"Look at the devastation. This is practice." We stopped to watch a submarine surface after destroying a small target ship.

The top hatch popped open. Two men appeared on the tower, binoculars raised to survey the wide debris field splattered with pieces of marine life.

Their laughter carried clear across the calm sea. They congratulated themselves on that success.

Glaucus was not impressed. "These mortals are my special e.....s," he said, voice flat with menace. "They will not always be so pleased."

The mariners probably weren’t aware of the catastrophic damage they had caused to the ocean life. Again there was nothing Glaucus could do to stop them, except pass on this warning through me.

"Come, not everything is bad, and things are getting better."

I felt his harsh grip around my wrist.

"I shall show you where the sea is pure."

Ocean God's Palace Under the Sea
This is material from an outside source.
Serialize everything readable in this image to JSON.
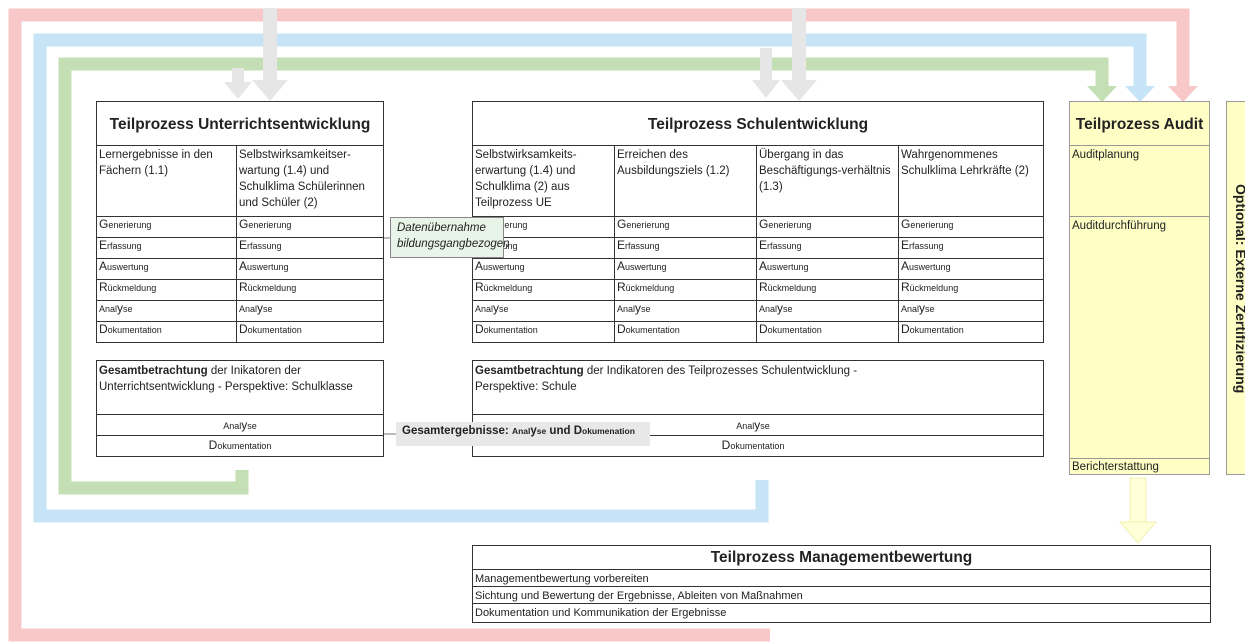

And so he did.

We visited warm vibrant coral seascapes teeming with communities of marine life. And the cold dark pristine iceberg shorelines where everything was white and blue, equally as beautiful as those lush tropical reefs.

He also shared with me where he liked to be when not on patrol.

Deep on the ocean floor stood a structure entirely of shell and coral, silvered pearl shells mostly, and various conch. Its roof was shelled with scallop, its rounded open doorway formed of alternating red and blue coral.

For extra decoration, conch shells protruded from the walls and a row of abalone featured under the roof line.

The structure had a garden too. Outside stood a table, its legs constructed of pebbles, upside-down scallop shells formed its top surface.

Beside it stood a seat fashioned from a huge flat stone decorated with tiny shells. A massive scallop shell formed its back-rest.

As decoration, starfish-clustered rocks formed four gnarled arches. They opened into an underwater lagoon filled with vibrant coloured fish and shellfish. Bright anemones, starfish, seaweed and orange fern coral.

Glaucus is Human-Friendly

Glaucus returned me to the land.

We surfaced in the shallow waters of the small bay in my home town. That hot summer’s day moment was busy with people sunbathing and swimming. Waves gently pulled at the shore.

He strode from the water close-passing a woman paddling with a toddler. Nearby a man with a babe stood waist-deep in the water, bobbing the child up and down.

Glaucus smiled and gestured. "I enjoy seeing mortals having an innocent swim."

Thank you for your company on this short introduction to god Glaucus. If you would like to know more about Margo Williams' experiences and suggestions for how to survive in the hereafter read this book. Now available from Amazon.

Book cover link to purchase Olympian Goddesses and Gods Coexistence
Olympian Goddesses and Gods Coexistence. Now available from Amazon.co.uk
Useful Links

Trawler Netting. Oceana Protecting the World's Oceans